* _Problem to work on_:
The result should be a full, exact repeat of the entries, free of pictures.

* _Input records_:
——————

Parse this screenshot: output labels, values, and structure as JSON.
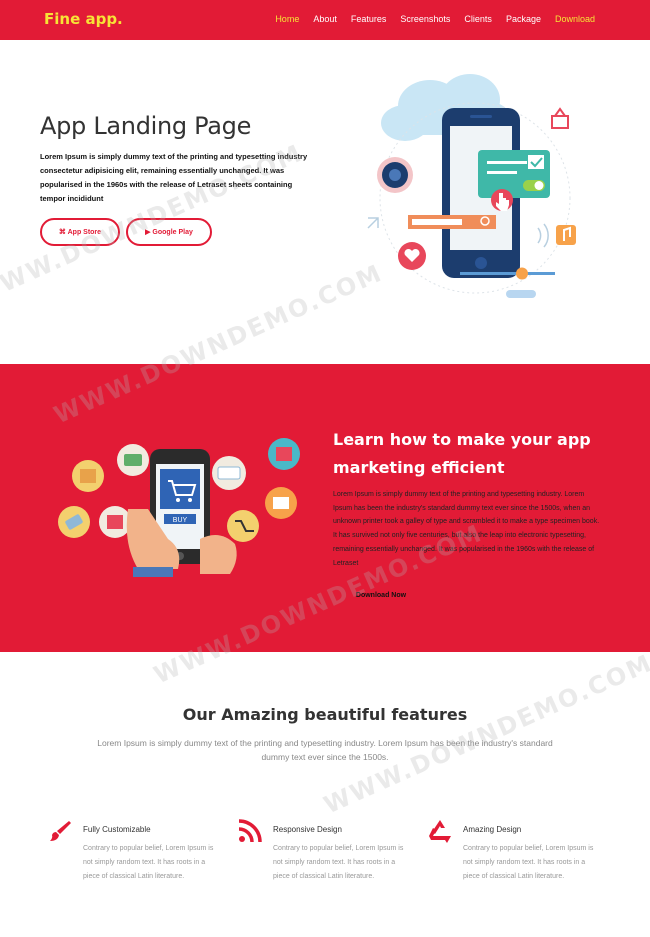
{
  "nav": {
    "logo": "Fine app.",
    "links": [
      "Home",
      "About",
      "Features",
      "Screenshots",
      "Clients",
      "Package",
      "Download"
    ]
  },
  "hero": {
    "title": "App Landing Page",
    "text": "Lorem Ipsum is simply dummy text of the printing and typesetting industry consectetur adipisicing elit, remaining essentially unchanged. It was popularised in the 1960s with the release of Letraset sheets containing tempor incididunt",
    "appstore_label": "⌘ App Store",
    "googleplay_label": "▶ Google Play"
  },
  "marketing": {
    "title": "Learn how to make your app marketing efficient",
    "text": "Lorem Ipsum is simply dummy text of the printing and typesetting industry. Lorem Ipsum has been the industry's standard dummy text ever since the 1500s, when an unknown printer took a galley of type and scrambled it to make a type specimen book. It has survived not only five centuries, but also the leap into electronic typesetting, remaining essentially unchanged. It was popularised in the 1960s with the release of Letraset",
    "button_label": "Download Now",
    "phone_button": "BUY"
  },
  "features": {
    "title": "Our Amazing beautiful features",
    "subtitle": "Lorem Ipsum is simply dummy text of the printing and typesetting industry. Lorem Ipsum has been the industry's standard dummy text ever since the 1500s.",
    "items": [
      {
        "name": "Fully Customizable",
        "desc": "Contrary to popular belief, Lorem Ipsum is not simply random text. It has roots in a piece of classical Latin literature.",
        "icon": "paintbrush-icon"
      },
      {
        "name": "Responsive Design",
        "desc": "Contrary to popular belief, Lorem Ipsum is not simply random text. It has roots in a piece of classical Latin literature.",
        "icon": "rss-icon"
      },
      {
        "name": "Amazing Design",
        "desc": "Contrary to popular belief, Lorem Ipsum is not simply random text. It has roots in a piece of classical Latin literature.",
        "icon": "recycle-icon"
      }
    ]
  },
  "watermark": "WWW.DOWNDEMO.COM",
  "colors": {
    "brand": "#e21b36",
    "logo": "#f7e436",
    "accent": "#f7e436"
  }
}
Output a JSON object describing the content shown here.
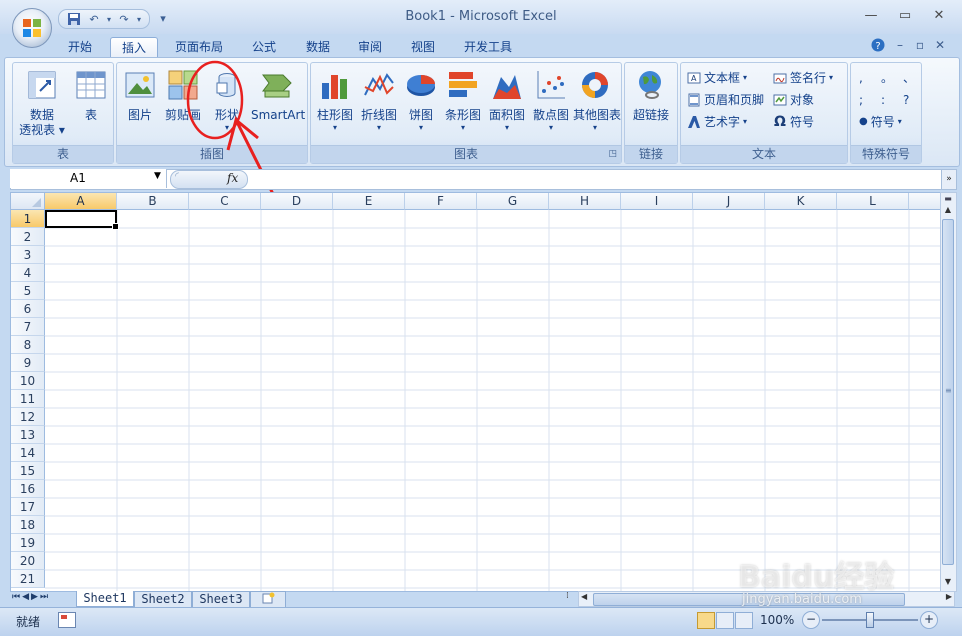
{
  "window": {
    "title": "Book1 - Microsoft Excel",
    "controls": [
      "minimize",
      "maximize",
      "close"
    ]
  },
  "quick_access": {
    "icons": [
      "save-icon",
      "undo-icon",
      "redo-icon",
      "customize-icon"
    ],
    "undo_glyph": "↶",
    "redo_glyph": "↷",
    "dropdown_glyph": "▾"
  },
  "tabs": [
    {
      "label": "开始",
      "active": false
    },
    {
      "label": "插入",
      "active": true
    },
    {
      "label": "页面布局",
      "active": false
    },
    {
      "label": "公式",
      "active": false
    },
    {
      "label": "数据",
      "active": false
    },
    {
      "label": "审阅",
      "active": false
    },
    {
      "label": "视图",
      "active": false
    },
    {
      "label": "开发工具",
      "active": false
    }
  ],
  "ribbon": {
    "groups": {
      "tables": {
        "label": "表",
        "pivot_line1": "数据",
        "pivot_line2": "透视表",
        "table": "表"
      },
      "illustrations": {
        "label": "插图",
        "picture": "图片",
        "clipart": "剪贴画",
        "shapes": "形状",
        "smartart": "SmartArt"
      },
      "charts": {
        "label": "图表",
        "items": [
          "柱形图",
          "折线图",
          "饼图",
          "条形图",
          "面积图",
          "散点图",
          "其他图表"
        ]
      },
      "links": {
        "label": "链接",
        "hyperlink": "超链接"
      },
      "text": {
        "label": "文本",
        "textbox": "文本框",
        "header_footer": "页眉和页脚",
        "wordart": "艺术字",
        "signature": "签名行",
        "object": "对象",
        "symbol": "符号"
      },
      "special": {
        "label": "特殊符号",
        "chars": [
          ",",
          "。",
          "、",
          ";",
          ":",
          "?"
        ],
        "symbol_btn": "符号"
      }
    },
    "colors": {
      "highlight": "#e8201f",
      "ribbon_text": "#15428b"
    }
  },
  "formula_bar": {
    "name_box": "A1",
    "fx_label": "fx",
    "formula": ""
  },
  "grid": {
    "columns": [
      "A",
      "B",
      "C",
      "D",
      "E",
      "F",
      "G",
      "H",
      "I",
      "J",
      "K",
      "L"
    ],
    "rows": [
      "1",
      "2",
      "3",
      "4",
      "5",
      "6",
      "7",
      "8",
      "9",
      "10",
      "11",
      "12",
      "13",
      "14",
      "15",
      "16",
      "17",
      "18",
      "19",
      "20",
      "21"
    ],
    "active_cell": "A1"
  },
  "sheets": {
    "tabs": [
      "Sheet1",
      "Sheet2",
      "Sheet3"
    ],
    "active": "Sheet1"
  },
  "status": {
    "ready": "就绪",
    "zoom": "100%",
    "zoom_minus": "−",
    "zoom_plus": "+"
  },
  "watermark": {
    "brand": "Baidu经验",
    "url": "jingyan.baidu.com"
  }
}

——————

* _Expected answer_:
Parse this screenshot: output labels, values, and structure as JSON.
{
  "nav": {
    "logo": "Fine app.",
    "links": [
      "Home",
      "About",
      "Features",
      "Screenshots",
      "Clients",
      "Package",
      "Download"
    ]
  },
  "hero": {
    "title": "App Landing Page",
    "text": "Lorem Ipsum is simply dummy text of the printing and typesetting industry consectetur adipisicing elit, remaining essentially unchanged. It was popularised in the 1960s with the release of Letraset sheets containing tempor incididunt",
    "appstore_label": "⌘ App Store",
    "googleplay_label": "▶ Google Play"
  },
  "marketing": {
    "title": "Learn how to make your app marketing efficient",
    "text": "Lorem Ipsum is simply dummy text of the printing and typesetting industry. Lorem Ipsum has been the industry's standard dummy text ever since the 1500s, when an unknown printer took a galley of type and scrambled it to make a type specimen book. It has survived not only five centuries, but also the leap into electronic typesetting, remaining essentially unchanged. It was popularised in the 1960s with the release of Letraset",
    "button_label": "Download Now",
    "phone_button": "BUY"
  },
  "features": {
    "title": "Our Amazing beautiful features",
    "subtitle": "Lorem Ipsum is simply dummy text of the printing and typesetting industry. Lorem Ipsum has been the industry's standard dummy text ever since the 1500s.",
    "items": [
      {
        "name": "Fully Customizable",
        "desc": "Contrary to popular belief, Lorem Ipsum is not simply random text. It has roots in a piece of classical Latin literature.",
        "icon": "paintbrush-icon"
      },
      {
        "name": "Responsive Design",
        "desc": "Contrary to popular belief, Lorem Ipsum is not simply random text. It has roots in a piece of classical Latin literature.",
        "icon": "rss-icon"
      },
      {
        "name": "Amazing Design",
        "desc": "Contrary to popular belief, Lorem Ipsum is not simply random text. It has roots in a piece of classical Latin literature.",
        "icon": "recycle-icon"
      }
    ]
  },
  "watermark": "WWW.DOWNDEMO.COM",
  "colors": {
    "brand": "#e21b36",
    "logo": "#f7e436",
    "accent": "#f7e436"
  }
}
Output a JSON object describing the content shown here.
{
  "window": {
    "title": "Book1 - Microsoft Excel",
    "controls": [
      "minimize",
      "maximize",
      "close"
    ]
  },
  "quick_access": {
    "icons": [
      "save-icon",
      "undo-icon",
      "redo-icon",
      "customize-icon"
    ],
    "undo_glyph": "↶",
    "redo_glyph": "↷",
    "dropdown_glyph": "▾"
  },
  "tabs": [
    {
      "label": "开始",
      "active": false
    },
    {
      "label": "插入",
      "active": true
    },
    {
      "label": "页面布局",
      "active": false
    },
    {
      "label": "公式",
      "active": false
    },
    {
      "label": "数据",
      "active": false
    },
    {
      "label": "审阅",
      "active": false
    },
    {
      "label": "视图",
      "active": false
    },
    {
      "label": "开发工具",
      "active": false
    }
  ],
  "ribbon": {
    "groups": {
      "tables": {
        "label": "表",
        "pivot_line1": "数据",
        "pivot_line2": "透视表",
        "table": "表"
      },
      "illustrations": {
        "label": "插图",
        "picture": "图片",
        "clipart": "剪贴画",
        "shapes": "形状",
        "smartart": "SmartArt"
      },
      "charts": {
        "label": "图表",
        "items": [
          "柱形图",
          "折线图",
          "饼图",
          "条形图",
          "面积图",
          "散点图",
          "其他图表"
        ]
      },
      "links": {
        "label": "链接",
        "hyperlink": "超链接"
      },
      "text": {
        "label": "文本",
        "textbox": "文本框",
        "header_footer": "页眉和页脚",
        "wordart": "艺术字",
        "signature": "签名行",
        "object": "对象",
        "symbol": "符号"
      },
      "special": {
        "label": "特殊符号",
        "chars": [
          ",",
          "。",
          "、",
          ";",
          ":",
          "?"
        ],
        "symbol_btn": "符号"
      }
    },
    "colors": {
      "highlight": "#e8201f",
      "ribbon_text": "#15428b"
    }
  },
  "formula_bar": {
    "name_box": "A1",
    "fx_label": "fx",
    "formula": ""
  },
  "grid": {
    "columns": [
      "A",
      "B",
      "C",
      "D",
      "E",
      "F",
      "G",
      "H",
      "I",
      "J",
      "K",
      "L"
    ],
    "rows": [
      "1",
      "2",
      "3",
      "4",
      "5",
      "6",
      "7",
      "8",
      "9",
      "10",
      "11",
      "12",
      "13",
      "14",
      "15",
      "16",
      "17",
      "18",
      "19",
      "20",
      "21"
    ],
    "active_cell": "A1"
  },
  "sheets": {
    "tabs": [
      "Sheet1",
      "Sheet2",
      "Sheet3"
    ],
    "active": "Sheet1"
  },
  "status": {
    "ready": "就绪",
    "zoom": "100%",
    "zoom_minus": "−",
    "zoom_plus": "+"
  },
  "watermark": {
    "brand": "Baidu经验",
    "url": "jingyan.baidu.com"
  }
}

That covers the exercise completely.